Sowing the Seeds of Conservation - ALUS
ALUS shows students how—and why—to collect native wildflower seed in their communities.
Did you know that native Canadian oak trees provide habitat for the caterpillars of over 500 different butterfly species, while non-native trees, like Norway Maple, can support only a handful?
“At ALUS, we invest in biodiversity. We create diverse habitats that support a wide variety of plants and wildlife, including pollinators,” said ALUS Elgin Program Coordinator, Alyssa Cousineau.
There’s no comparison: Native plants are far and away the best species to use in ALUS habitat projects. And the best thing is: it’s easy to collect mature seeds from many native plants, such as brown-eyed Susan, butterfly milkweed and Indian grass, and multiply these beauties for free.
Two ALUS communities in Ontario are showing the next generation how to do just that.
On a sunny day last August, ALUS Norfolk gathered summer students from the Norfolk Environmental Stewardship Team, as well as Norfolk PAC members and participants, to collect native wildflower seed in their community.
They learned about seed collection from Leanne Gauthier-Helmer, a local naturalist, and then harvested the seed of different plant species grown on nearby ALUS projects.
They found ripe seed of brown-eyed Susan and showy tick trefoil at Bonnieheath Estate Lavender and Winery, where ALUS Norfolk participants Steve and Anita Buehner maintain more than 12 acres of diverse native tallgrass prairie, in addition to several other ALUS projects.
The group collected milkweed seed from another beautiful tallgrass prairie ALUS project nearby, located at Colourful Gardens Ltd, a horticultural greenhouse operation owned by ALUS participants Clen and Angelle Van Kleef. Angelle was on hand to help the students identify butterfly milkweed and common milkweed seed pods and collect them.
On a brisk November day a few months later, ALUS Elgin hosted their own native seed collection workshop for 28 students from the East Elgin Environmental Leadership program.

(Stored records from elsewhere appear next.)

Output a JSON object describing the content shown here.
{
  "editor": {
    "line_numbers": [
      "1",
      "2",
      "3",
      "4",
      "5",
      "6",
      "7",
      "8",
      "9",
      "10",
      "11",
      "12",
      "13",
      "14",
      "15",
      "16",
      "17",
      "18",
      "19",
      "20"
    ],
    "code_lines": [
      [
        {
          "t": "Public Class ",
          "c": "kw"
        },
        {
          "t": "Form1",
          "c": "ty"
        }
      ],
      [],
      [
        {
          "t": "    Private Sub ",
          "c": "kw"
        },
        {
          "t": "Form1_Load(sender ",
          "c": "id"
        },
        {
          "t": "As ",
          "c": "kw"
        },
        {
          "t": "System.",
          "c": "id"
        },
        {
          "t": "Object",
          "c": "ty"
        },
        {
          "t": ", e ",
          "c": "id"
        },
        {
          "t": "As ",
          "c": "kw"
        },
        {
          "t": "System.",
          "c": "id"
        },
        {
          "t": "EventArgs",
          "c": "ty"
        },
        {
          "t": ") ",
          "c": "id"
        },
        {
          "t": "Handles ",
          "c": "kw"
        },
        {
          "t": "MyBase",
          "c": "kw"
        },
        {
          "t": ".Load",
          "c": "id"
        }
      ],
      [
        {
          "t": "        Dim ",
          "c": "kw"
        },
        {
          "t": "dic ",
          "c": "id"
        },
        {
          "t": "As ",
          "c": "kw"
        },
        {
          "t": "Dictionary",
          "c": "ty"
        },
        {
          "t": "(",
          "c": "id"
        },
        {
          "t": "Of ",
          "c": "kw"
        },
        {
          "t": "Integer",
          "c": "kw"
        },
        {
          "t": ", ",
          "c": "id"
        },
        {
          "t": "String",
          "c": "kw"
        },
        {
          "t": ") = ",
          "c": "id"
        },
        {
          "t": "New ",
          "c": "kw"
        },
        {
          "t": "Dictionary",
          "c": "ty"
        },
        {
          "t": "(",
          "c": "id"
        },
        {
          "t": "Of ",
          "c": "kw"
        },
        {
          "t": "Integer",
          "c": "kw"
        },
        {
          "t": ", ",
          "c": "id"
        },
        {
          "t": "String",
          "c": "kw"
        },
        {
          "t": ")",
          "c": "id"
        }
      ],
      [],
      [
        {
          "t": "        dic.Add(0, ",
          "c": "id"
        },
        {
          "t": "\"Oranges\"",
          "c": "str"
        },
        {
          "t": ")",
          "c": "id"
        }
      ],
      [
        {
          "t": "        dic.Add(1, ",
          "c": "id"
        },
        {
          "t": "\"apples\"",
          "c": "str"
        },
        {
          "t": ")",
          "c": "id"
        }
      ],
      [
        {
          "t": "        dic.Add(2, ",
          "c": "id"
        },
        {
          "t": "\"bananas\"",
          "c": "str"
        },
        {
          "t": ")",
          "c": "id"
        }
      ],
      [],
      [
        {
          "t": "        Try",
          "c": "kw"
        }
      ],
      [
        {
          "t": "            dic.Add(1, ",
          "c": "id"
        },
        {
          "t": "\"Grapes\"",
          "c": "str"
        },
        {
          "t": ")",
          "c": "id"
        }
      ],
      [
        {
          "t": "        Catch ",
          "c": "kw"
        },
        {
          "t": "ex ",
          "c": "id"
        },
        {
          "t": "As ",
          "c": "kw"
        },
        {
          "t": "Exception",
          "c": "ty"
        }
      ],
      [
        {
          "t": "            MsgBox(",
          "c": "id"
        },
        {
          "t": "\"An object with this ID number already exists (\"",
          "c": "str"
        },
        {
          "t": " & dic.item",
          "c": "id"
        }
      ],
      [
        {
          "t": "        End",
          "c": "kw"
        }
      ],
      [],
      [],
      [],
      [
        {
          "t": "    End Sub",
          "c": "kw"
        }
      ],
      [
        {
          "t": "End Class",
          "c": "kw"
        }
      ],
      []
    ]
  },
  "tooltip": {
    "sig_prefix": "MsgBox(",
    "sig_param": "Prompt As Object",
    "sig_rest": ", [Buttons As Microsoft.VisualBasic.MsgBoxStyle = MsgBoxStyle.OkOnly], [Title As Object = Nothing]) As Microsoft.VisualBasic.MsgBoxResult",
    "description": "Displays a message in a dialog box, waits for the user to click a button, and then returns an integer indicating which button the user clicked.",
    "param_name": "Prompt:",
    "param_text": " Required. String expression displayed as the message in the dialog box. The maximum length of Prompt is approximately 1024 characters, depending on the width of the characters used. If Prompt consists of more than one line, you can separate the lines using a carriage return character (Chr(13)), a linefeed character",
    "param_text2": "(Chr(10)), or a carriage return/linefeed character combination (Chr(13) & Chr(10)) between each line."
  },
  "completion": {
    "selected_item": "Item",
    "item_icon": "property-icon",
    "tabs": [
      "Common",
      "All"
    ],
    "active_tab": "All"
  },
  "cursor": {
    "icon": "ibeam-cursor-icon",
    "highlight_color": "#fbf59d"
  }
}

First, Cousineau explained how ALUS uses native plants for its habitat projects, then a renowned local naturalist, Mary Gartshore, instructed the students on seed collection and processing. Class dismissed, they all headed out to an ALUS project for hands-on experience collecting wild seed.
ALUS participant Stephen Hotchkiss welcomed the group to his 300-acre farm, where 40 acres have been converted to various types of ALUS projects. The students roamed a one-acre pollinator habitat project, carefully collecting seed from a range of native prairie and wildflower plants, such as big bluestem grass, Indian grass, brown-eyed Susan, hoary vervain and mikweed.
The seed collected during these student workshops will be used by ALUS Elgin and ALUS Norfolk to maintain species diversity throughout their ALUS projects.
“Native plants provide almost everything wildlife needs—good-quality food, forage, nesting, bedding and shelter,” said Cousineau. By collecting and planting native species in our restoration projects, ALUS is helping to establish more diverse ecosystems.”
And by teaching the next generation how to play a role, ALUS is quite literally sowing the seeds of conservation in Canadian communities.